REQUIRED WORK: How many of the lines in the data contain "JSON"? Give only the number.

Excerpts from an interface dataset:
***
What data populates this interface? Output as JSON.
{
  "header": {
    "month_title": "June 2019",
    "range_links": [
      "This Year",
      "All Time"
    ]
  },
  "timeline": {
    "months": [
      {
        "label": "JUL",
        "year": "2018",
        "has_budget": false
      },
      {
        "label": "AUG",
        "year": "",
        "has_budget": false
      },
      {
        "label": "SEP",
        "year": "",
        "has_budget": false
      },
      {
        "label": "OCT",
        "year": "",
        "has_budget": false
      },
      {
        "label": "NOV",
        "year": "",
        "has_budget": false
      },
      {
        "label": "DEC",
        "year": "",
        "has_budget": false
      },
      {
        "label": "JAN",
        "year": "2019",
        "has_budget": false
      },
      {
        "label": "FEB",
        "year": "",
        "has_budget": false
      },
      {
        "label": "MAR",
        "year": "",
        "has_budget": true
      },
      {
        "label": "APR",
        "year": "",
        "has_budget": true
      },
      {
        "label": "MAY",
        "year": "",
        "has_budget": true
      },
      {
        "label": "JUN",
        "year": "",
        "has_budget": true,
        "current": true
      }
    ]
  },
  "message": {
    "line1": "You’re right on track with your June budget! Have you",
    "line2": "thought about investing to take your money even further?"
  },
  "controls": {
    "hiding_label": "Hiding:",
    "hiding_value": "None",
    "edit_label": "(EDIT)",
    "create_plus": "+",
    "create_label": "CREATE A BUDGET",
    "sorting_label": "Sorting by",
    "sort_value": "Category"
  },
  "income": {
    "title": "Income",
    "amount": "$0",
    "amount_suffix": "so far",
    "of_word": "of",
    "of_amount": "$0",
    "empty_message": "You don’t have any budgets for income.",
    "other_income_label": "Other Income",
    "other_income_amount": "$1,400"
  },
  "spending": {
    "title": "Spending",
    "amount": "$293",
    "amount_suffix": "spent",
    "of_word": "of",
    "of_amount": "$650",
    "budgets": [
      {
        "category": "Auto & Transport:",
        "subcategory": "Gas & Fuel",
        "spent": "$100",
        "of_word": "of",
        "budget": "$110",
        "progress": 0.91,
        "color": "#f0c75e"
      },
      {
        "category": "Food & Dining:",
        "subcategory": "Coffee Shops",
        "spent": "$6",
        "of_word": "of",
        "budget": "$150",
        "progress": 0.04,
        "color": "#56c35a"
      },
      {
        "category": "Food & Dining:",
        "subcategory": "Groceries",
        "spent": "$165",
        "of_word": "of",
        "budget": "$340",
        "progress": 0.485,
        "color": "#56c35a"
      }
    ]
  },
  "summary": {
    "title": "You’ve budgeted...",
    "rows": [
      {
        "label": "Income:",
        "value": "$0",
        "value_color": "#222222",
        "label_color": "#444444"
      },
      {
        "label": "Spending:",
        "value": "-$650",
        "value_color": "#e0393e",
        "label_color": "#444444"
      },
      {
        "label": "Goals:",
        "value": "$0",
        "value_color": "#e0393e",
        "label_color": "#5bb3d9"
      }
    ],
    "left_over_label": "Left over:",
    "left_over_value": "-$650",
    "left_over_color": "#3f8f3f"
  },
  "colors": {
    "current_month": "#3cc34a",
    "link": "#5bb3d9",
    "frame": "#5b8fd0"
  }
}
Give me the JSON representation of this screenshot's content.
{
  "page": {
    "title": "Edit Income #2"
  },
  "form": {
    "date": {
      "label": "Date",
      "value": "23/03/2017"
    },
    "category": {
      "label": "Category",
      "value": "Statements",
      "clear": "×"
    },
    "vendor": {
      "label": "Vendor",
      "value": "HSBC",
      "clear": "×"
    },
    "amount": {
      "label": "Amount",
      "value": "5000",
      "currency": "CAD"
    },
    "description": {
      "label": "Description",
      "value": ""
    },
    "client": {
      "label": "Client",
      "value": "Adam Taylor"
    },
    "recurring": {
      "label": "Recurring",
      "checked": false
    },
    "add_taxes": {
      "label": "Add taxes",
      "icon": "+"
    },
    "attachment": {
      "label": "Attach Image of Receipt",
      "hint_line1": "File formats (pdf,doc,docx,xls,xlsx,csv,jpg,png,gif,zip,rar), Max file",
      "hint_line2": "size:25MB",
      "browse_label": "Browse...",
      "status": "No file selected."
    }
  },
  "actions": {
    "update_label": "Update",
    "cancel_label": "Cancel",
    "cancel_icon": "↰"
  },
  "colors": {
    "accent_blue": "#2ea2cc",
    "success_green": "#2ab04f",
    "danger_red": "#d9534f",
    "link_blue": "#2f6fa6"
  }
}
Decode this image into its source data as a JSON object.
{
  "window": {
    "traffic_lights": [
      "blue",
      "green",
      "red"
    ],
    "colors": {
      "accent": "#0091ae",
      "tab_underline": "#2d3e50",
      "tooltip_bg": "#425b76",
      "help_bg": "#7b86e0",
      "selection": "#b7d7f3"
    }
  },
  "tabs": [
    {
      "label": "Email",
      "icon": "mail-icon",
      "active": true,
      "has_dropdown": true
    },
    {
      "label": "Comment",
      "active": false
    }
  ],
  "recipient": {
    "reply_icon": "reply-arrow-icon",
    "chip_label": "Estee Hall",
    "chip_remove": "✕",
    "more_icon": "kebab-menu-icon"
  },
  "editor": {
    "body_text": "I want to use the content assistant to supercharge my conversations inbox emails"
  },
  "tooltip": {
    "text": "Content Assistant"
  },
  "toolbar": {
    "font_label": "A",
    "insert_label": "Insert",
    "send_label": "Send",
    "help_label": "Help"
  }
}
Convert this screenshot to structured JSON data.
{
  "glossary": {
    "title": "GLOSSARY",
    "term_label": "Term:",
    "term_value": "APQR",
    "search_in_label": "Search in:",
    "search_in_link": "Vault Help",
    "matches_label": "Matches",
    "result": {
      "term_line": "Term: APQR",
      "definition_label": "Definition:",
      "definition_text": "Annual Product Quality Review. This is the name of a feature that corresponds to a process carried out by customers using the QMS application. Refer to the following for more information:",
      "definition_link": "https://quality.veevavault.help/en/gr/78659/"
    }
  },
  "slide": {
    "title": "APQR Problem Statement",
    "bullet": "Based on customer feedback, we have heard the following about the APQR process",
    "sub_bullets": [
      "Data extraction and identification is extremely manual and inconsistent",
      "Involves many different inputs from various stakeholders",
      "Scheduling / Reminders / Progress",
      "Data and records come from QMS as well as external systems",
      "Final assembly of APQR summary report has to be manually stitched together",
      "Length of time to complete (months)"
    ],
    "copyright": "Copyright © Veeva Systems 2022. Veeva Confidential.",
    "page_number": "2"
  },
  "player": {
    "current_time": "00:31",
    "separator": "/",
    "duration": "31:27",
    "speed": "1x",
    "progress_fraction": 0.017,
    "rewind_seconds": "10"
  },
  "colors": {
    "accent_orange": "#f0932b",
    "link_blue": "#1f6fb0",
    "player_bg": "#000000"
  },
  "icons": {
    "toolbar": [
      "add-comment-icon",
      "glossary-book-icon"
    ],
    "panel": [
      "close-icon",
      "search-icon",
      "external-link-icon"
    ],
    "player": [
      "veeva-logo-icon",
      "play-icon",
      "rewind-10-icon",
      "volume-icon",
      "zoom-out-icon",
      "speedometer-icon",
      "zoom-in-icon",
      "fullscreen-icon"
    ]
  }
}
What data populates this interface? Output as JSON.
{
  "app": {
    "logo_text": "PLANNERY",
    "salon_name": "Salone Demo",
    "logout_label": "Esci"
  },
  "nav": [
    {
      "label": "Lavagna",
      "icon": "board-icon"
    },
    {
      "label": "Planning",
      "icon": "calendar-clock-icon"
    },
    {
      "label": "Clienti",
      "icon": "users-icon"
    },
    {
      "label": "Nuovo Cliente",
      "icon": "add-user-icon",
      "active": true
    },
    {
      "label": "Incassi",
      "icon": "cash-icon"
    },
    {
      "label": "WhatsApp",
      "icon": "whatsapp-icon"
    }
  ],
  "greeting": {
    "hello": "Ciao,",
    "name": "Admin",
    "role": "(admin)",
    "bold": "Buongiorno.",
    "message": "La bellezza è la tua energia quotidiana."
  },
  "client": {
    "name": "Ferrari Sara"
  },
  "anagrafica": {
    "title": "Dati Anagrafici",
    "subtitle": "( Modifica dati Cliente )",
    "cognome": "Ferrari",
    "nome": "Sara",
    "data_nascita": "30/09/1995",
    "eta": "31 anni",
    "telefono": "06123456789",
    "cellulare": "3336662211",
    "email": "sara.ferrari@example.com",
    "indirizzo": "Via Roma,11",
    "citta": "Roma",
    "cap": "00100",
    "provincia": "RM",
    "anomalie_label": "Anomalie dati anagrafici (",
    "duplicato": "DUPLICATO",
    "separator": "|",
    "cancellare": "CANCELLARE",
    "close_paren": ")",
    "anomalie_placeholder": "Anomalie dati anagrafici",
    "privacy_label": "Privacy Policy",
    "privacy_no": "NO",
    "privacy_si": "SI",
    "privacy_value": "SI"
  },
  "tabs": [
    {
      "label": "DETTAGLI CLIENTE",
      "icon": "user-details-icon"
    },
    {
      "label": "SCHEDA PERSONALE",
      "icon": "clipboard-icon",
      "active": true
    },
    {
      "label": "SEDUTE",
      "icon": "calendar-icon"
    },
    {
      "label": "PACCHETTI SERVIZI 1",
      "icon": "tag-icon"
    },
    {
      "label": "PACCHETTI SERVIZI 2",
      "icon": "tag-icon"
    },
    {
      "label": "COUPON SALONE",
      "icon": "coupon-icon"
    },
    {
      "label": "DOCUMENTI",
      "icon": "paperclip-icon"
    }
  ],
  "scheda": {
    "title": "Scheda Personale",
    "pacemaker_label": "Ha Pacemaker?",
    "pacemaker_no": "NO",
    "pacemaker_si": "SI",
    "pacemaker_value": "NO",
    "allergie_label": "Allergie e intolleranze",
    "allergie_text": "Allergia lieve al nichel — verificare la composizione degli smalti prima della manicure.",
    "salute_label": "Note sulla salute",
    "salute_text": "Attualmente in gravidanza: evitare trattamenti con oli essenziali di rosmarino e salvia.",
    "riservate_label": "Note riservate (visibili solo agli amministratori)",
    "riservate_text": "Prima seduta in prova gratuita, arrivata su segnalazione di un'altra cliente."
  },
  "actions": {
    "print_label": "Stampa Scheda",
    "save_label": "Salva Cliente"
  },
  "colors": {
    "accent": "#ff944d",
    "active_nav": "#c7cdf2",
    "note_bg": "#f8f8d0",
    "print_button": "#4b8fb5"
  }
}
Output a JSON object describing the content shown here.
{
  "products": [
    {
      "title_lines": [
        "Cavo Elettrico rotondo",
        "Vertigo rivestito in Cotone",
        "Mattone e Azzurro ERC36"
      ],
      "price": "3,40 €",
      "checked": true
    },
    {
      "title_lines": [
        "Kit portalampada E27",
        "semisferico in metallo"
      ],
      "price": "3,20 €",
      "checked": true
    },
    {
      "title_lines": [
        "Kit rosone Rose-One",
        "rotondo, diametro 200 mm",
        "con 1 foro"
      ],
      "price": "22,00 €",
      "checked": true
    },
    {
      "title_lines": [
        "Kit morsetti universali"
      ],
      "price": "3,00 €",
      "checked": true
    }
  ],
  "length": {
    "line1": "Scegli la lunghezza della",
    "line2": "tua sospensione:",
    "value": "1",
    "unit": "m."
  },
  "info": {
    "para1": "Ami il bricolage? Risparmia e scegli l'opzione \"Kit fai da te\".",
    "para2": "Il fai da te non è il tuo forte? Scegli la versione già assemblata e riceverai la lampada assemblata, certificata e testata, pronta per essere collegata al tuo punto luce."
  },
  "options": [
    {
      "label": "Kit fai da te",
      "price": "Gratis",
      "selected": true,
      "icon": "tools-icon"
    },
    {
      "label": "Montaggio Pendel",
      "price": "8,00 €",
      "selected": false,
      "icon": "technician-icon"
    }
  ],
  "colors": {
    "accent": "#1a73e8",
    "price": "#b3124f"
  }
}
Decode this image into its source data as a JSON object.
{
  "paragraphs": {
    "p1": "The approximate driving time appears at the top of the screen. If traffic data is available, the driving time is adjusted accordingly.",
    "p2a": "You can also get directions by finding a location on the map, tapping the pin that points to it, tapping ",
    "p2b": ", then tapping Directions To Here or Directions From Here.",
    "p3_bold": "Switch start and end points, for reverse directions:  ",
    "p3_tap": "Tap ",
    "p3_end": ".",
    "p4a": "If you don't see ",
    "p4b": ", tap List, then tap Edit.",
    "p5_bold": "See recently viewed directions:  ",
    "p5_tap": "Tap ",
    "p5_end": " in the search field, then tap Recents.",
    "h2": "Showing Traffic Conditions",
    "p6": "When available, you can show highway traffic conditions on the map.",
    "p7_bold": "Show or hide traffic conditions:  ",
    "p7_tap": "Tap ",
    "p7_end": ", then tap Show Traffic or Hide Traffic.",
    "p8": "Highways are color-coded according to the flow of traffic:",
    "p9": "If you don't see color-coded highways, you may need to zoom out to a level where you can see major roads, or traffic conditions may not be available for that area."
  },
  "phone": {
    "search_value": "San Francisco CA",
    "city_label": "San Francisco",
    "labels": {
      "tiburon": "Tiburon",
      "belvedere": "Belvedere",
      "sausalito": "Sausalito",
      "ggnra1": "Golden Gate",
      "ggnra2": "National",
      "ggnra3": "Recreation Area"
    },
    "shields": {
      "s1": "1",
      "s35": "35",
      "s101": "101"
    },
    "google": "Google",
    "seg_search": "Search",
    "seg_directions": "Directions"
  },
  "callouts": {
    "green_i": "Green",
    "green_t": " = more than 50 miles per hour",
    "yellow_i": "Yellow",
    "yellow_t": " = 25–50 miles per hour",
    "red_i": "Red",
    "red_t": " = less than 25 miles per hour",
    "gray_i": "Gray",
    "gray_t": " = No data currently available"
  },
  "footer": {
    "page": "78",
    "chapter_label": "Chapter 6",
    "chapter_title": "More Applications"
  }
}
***
ANSWER TO THE PROBLEM: 7